Covert police operations monitored drugs being supplied in Mochdre, Colwyn Bay, Holywell, Llangollen and Penrhyn Bay
Three men have been jailed for their parts in a cannabis supply gang.
Judge Philip Hughes, sitting at Mold Crown Court, told them that anyone involved in organised crime as they were must expect immediate custody
Kurt Vincent Sanderson, 40, of Ffordd Cystennin, Mochdre, was jailed for two years. David Paul Roberts, 34, of Meirion Close, Rhyl, received 18 months, and Trefor Glyn Roberts, 40, of Oxwich Road, Mochdre, 15 months.
They all admitted that they conspired together between June and October 2012 to supply cannabis.
Police watched covertly as drugs were supplied in the Mochdre, Colwyn Bay and Penrhyn Bay areas, and also in places like Holywell and Llangollen.
Police, in addition to the surveillance operation, pieced together their phone calls and texts showing how they were working as a team.
Defence lawyers said that there had been long delays in the case which had put their clients under additional pressure. They had all pleaded guilty last summer but were delayed while other proceedings took place.

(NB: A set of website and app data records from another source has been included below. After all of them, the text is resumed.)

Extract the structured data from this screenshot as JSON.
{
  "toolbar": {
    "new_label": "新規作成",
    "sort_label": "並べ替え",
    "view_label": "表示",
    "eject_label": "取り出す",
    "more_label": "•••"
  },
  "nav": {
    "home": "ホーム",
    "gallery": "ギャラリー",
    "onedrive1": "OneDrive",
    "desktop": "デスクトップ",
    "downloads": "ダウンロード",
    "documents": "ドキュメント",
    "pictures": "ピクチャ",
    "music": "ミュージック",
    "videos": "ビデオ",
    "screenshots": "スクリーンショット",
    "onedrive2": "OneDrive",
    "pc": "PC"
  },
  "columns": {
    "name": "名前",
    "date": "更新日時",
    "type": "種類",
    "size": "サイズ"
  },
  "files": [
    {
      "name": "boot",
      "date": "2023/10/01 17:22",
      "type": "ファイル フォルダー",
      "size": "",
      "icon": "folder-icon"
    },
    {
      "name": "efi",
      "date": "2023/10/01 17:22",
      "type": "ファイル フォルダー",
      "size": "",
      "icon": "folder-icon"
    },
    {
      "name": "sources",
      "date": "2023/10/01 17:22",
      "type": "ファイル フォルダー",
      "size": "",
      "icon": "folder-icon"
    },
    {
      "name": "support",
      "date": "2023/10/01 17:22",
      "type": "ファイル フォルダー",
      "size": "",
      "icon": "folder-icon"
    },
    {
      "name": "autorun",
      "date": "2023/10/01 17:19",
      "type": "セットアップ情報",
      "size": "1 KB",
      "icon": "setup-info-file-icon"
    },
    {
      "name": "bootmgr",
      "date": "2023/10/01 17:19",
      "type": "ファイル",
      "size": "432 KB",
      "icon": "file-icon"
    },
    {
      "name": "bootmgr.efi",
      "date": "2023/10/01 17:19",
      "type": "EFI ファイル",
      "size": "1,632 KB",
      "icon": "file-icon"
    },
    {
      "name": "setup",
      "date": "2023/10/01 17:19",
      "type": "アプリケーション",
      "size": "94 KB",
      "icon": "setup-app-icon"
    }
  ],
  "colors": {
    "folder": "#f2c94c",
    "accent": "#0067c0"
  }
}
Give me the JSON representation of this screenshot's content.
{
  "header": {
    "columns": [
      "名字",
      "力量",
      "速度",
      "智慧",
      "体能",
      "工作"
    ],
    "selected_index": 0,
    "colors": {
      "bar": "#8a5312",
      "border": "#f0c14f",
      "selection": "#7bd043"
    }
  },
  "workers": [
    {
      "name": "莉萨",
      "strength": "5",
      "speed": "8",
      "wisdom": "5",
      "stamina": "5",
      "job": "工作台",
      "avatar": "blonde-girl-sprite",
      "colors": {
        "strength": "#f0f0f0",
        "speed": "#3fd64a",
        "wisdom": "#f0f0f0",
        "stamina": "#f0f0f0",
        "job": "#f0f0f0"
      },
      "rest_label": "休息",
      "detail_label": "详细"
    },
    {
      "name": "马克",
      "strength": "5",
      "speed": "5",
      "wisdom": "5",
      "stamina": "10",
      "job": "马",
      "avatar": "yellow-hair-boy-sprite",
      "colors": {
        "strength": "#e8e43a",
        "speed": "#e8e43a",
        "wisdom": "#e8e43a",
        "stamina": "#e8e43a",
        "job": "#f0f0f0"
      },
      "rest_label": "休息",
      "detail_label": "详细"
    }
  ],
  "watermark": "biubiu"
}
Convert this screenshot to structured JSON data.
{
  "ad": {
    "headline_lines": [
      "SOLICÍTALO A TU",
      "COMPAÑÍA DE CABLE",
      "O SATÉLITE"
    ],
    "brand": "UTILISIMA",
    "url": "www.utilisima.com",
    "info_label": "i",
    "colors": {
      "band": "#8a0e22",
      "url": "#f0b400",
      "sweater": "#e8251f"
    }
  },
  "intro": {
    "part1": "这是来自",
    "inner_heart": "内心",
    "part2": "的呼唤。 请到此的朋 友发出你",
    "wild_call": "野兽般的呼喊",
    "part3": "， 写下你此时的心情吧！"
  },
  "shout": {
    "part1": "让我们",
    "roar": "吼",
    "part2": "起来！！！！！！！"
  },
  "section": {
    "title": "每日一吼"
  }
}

Earlier this year a fourth man, Corri Twist, 37, of Lon Hafren in Rhyl, was cleared at trial of being part of the conspiracy.
Sentencing the three remaining defendants yesterday, Judge Hughes said: “You each played a part in an organised and significant enterprise to supply cannabis in North Wales. But you were doing so under the direction of another or others who were more seriously involved who are not before the court.”
All had pleaded guilty at the earliest opportunity and would be given full credit, he said, but added: “There must be an immediate custodial sentence.”
The court heard how a dilapidated property was used by Sanderson to store cannabis and cash and to cut up drugs into smaller packages.
Cannabis worth £20,000 was found hidden under a cooker, explained prosecuting barrister Matthew Curtis.
When Trefor Roberts was arrested, cannabis with an estimated street value of £10,000 was seized.
Maria Massellis, for Trefor Roberts, said that her client was a heavy cannabis user and started dealing to support his own habit and to make a small income.
The offences were committed when he had just split up with a long term partner and he had been using cannabis as “an emotional crutch”.
Owen Edwards, for Sanderson, said that he was a heavy cannabis user who got into debt with his supplier. He was offered a way to pay it off and to earn money by supplying cannabis. His role developed in 2012 into that of a courier, collecting money and providing the house where drugs and cash were stored.
Simon Rogers, for David Roberts, said that he was a heavy user, he got into debt with his supplier, and he started to supply to others to pay off that debt.
DI Arwyn Jones said: “David Roberts, Kurt Sanderson and Trefor Roberts were an organised criminal enterprise using intimidation to reinforce their illegal supply of cannabis. Their arrest and convictions should serve as a warning to those involved in such activity that they will be brought to justice.”